* [YOUR OBJECTIVE]: Copy all the records word for word, apart from any pictures.

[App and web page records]
::::
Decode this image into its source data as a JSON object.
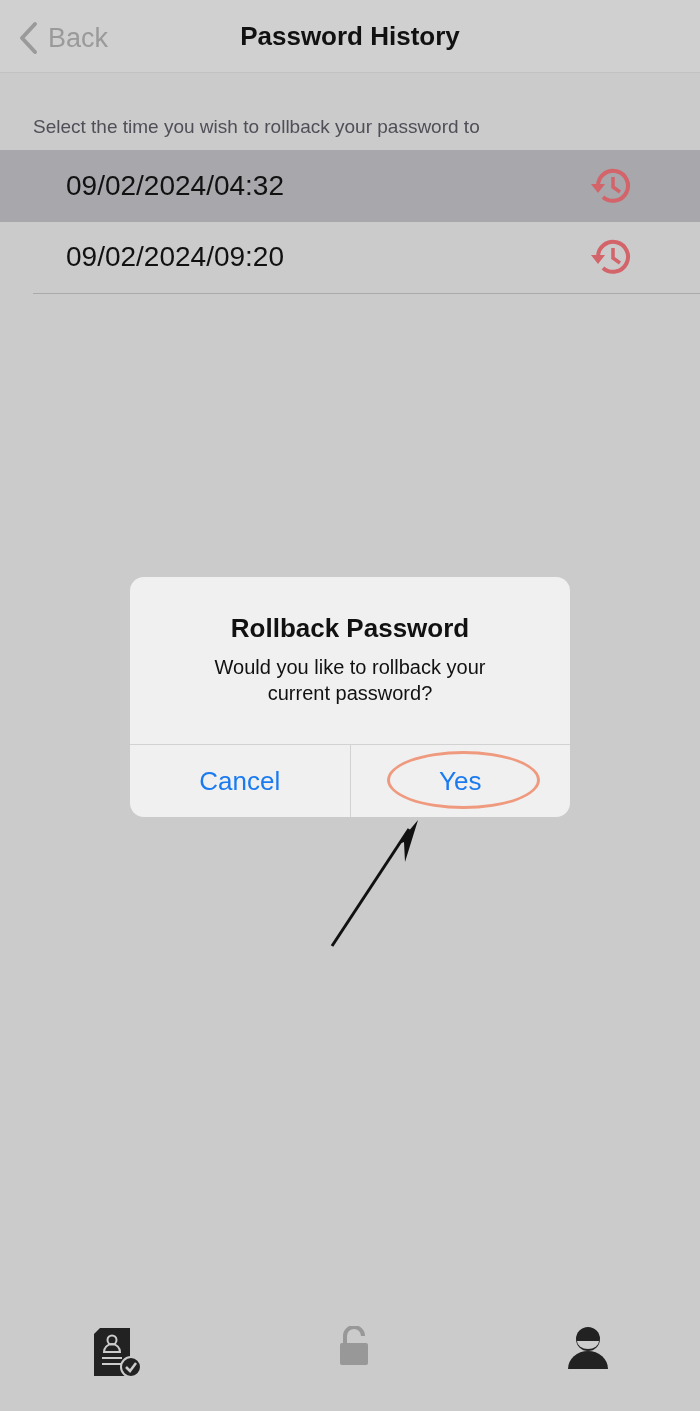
{
  "nav": {
    "back": "Back",
    "title": "Password History"
  },
  "hint": "Select the time you wish to rollback your password to",
  "history": [
    {
      "time": "09/02/2024/04:32",
      "selected": true
    },
    {
      "time": "09/02/2024/09:20",
      "selected": false
    }
  ],
  "dialog": {
    "title": "Rollback Password",
    "message": "Would you like to rollback your current password?",
    "buttons": [
      {
        "label": "Cancel",
        "highlighted": false
      },
      {
        "label": "Yes",
        "highlighted": true
      }
    ]
  },
  "tab_bar": [
    {
      "kind": "document",
      "selected": false
    },
    {
      "kind": "lock",
      "selected": true
    },
    {
      "kind": "person",
      "selected": false
    }
  ]
}
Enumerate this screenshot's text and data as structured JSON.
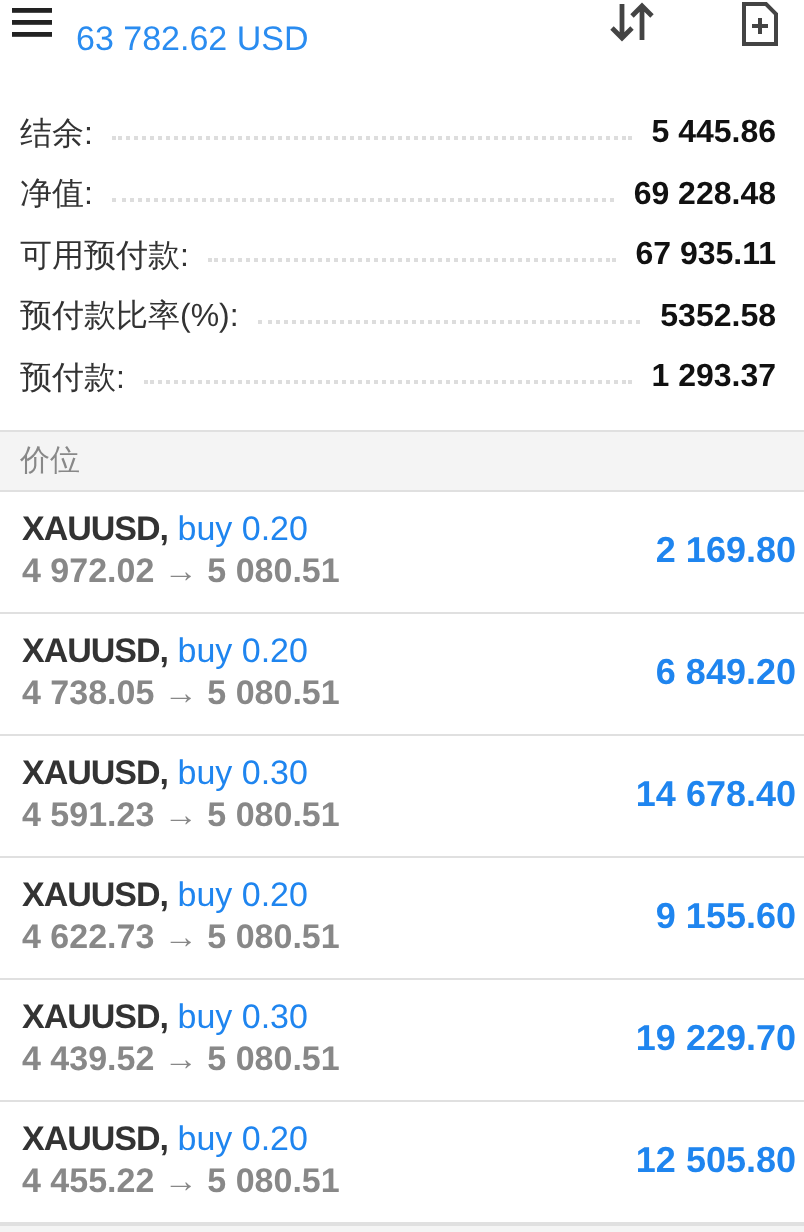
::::
* [SOLUTION BELOW]:
Decode this image into its source data as a JSON object.
{
  "nav": {
    "back": "Back",
    "title": "Password History"
  },
  "hint": "Select the time you wish to rollback your password to",
  "history": [
    {
      "time": "09/02/2024/04:32",
      "selected": true
    },
    {
      "time": "09/02/2024/09:20",
      "selected": false
    }
  ],
  "dialog": {
    "title": "Rollback Password",
    "message": "Would you like to rollback your current password?",
    "buttons": [
      {
        "label": "Cancel",
        "highlighted": false
      },
      {
        "label": "Yes",
        "highlighted": true
      }
    ]
  },
  "tab_bar": [
    {
      "kind": "document",
      "selected": false
    },
    {
      "kind": "lock",
      "selected": true
    },
    {
      "kind": "person",
      "selected": false
    }
  ]
}
Enumerate this screenshot's text and data as structured JSON.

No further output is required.